**DESCRIPTION OF THE TASK**
Within the records, find every line that includes the word "date" and copy it.

[[ MATERIAL PROVIDED, beginning ]]

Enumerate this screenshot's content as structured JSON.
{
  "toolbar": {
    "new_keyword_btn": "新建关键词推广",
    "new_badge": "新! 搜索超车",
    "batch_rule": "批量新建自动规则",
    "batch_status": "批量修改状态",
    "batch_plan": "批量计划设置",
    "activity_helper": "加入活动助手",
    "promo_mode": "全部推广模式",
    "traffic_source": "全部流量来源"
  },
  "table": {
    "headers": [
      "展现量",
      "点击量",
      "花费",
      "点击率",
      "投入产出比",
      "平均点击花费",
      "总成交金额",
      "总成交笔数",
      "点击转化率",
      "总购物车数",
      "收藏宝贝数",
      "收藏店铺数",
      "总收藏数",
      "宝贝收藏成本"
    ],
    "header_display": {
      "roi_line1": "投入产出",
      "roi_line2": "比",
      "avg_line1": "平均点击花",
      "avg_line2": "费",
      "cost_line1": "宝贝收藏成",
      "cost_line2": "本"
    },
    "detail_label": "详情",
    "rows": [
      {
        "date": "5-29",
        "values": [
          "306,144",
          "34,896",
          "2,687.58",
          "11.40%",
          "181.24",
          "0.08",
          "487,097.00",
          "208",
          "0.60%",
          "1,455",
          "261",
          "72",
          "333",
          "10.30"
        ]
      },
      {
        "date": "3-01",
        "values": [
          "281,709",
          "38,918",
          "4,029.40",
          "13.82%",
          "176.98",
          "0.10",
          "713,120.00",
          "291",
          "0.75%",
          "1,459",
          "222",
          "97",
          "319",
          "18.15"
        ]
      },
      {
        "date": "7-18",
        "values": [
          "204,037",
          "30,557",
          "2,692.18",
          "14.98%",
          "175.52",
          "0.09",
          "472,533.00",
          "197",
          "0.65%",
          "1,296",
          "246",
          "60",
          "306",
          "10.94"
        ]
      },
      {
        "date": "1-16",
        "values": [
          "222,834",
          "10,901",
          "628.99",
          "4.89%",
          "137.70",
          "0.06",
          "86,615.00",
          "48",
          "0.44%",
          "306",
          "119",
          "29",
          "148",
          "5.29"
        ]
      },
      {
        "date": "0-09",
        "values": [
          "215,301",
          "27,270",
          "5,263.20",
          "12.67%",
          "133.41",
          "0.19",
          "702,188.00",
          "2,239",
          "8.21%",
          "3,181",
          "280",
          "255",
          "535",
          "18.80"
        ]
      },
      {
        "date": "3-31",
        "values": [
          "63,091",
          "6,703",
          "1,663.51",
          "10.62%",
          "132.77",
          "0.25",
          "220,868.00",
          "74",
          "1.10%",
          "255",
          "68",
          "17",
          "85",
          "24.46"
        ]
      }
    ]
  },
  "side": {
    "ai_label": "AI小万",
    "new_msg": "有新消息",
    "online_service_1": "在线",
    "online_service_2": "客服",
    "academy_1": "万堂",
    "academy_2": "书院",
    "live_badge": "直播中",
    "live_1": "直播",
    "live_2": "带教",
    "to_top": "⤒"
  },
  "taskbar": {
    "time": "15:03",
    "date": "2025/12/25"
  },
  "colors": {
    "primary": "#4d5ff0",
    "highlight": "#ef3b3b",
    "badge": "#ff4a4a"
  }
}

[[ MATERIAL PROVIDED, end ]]

**FINISHED EXERCISE**
        "date": "5-29",
        "date": "3-01",
        "date": "7-18",
        "date": "1-16",
        "date": "0-09",
        "date": "3-31",
    "date": "2025/12/25"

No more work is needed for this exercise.